It may be difficult to imagine now, but exactly 12 years and seven days ago in August of 2008, millions of people (approximately 3.7 million to be exact) were up late and eagerly counting down the seconds until midnight. Why? Because at 12:00 AM author Stephanie Meyer would release the fourth and final book in the Twilight series: Breaking Dawn.
The Twilight books have recently re-entered public consciousness as the subject of multiple satirical memes, Tweets, and videos made to highlight the absurdity of some of the series’ more bizarre aspects. Meyer’s decision to include disturbing and occasionally abusive practices under the guise of romantic gestures, a character who formerly served as a confederate soldier, and a plot point hinging on an adult man’s predestination to marry a child has many former Twihards wondering what could have possibly drawn them to the books in the first place.
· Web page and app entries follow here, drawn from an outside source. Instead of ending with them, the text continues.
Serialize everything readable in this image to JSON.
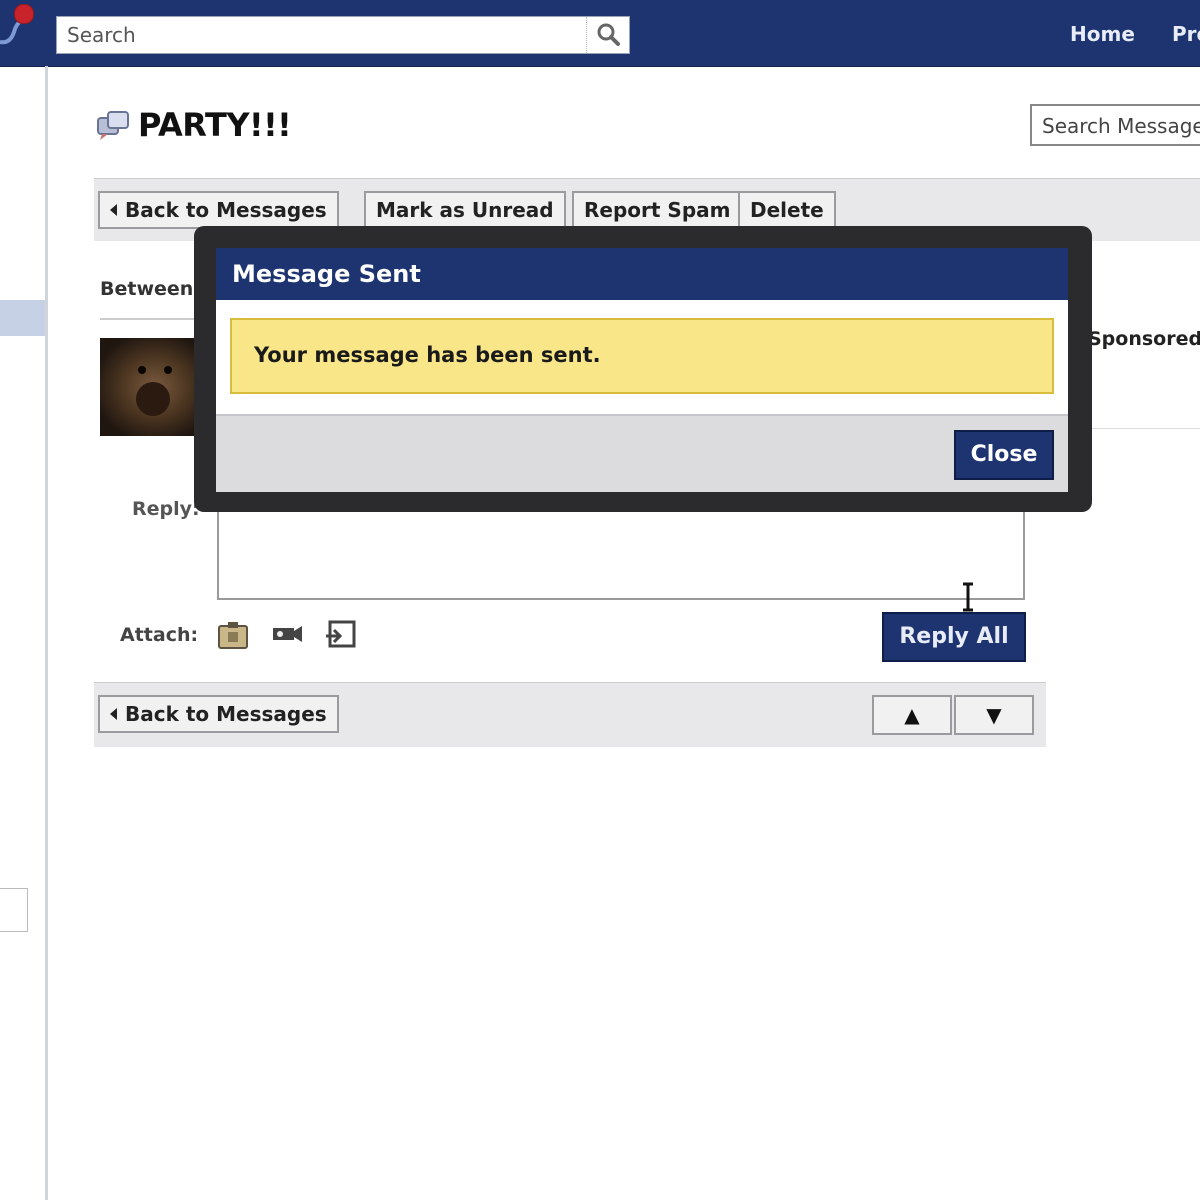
{
  "topbar": {
    "search_placeholder": "Search",
    "nav": [
      "Home",
      "Pro"
    ],
    "colors": {
      "bar": "#1d3470",
      "badge": "#c8232b"
    }
  },
  "title": {
    "text": "PARTY!!!",
    "search_messages_placeholder": "Search Messages"
  },
  "toolbar_top": {
    "back": "Back to Messages",
    "mark_unread": "Mark as Unread",
    "report_spam": "Report Spam",
    "delete": "Delete"
  },
  "thread": {
    "between_label": "Between",
    "sponsored_label": "Sponsored",
    "reply_label": "Reply:",
    "attach_label": "Attach:",
    "attach_icons": [
      "photo-icon",
      "video-icon",
      "share-link-icon"
    ],
    "reply_all": "Reply All"
  },
  "toolbar_bottom": {
    "back": "Back to Messages",
    "prev": "▲",
    "next": "▼"
  },
  "modal": {
    "title": "Message Sent",
    "message": "Your message has been sent.",
    "close": "Close",
    "colors": {
      "header": "#1d3470",
      "notice_bg": "#f8e689",
      "notice_border": "#d7bc3e"
    }
  }
}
It is not at all uncommon for the examination of former adolescent passions to result in feelings of embarrassment. Most people can think of at least one thing they were obsessed with growing up that now only carries nostalgic appeal—and for many the subject of interest was a literary universe. If you were an avid reader as a kid, books like Harry Potter, Percy Jackson, The Hunger Games (and yes, Twilight), may have at one point felt like the most important thing in the world; stories you would never not be completely engulfed in.
Of course, with education and experience we begin to see the problems with these stories that we may not have noticed before—those that are usually a result of the author’s own biases and prejudices. However, instead of distancing ourselves from these books’ impact by labeling our adolescent interests as “stupid” or “embarassing,” we can perhaps use them more as a means of measurement. Being able to change how you engage with the stories you used to love is a positive thing, because it means your capacity for empathy and critical thinking has grown. Simply put, your love of Twilight can be a mile marker along your journey as a reader rather than a humiliating wrong turn.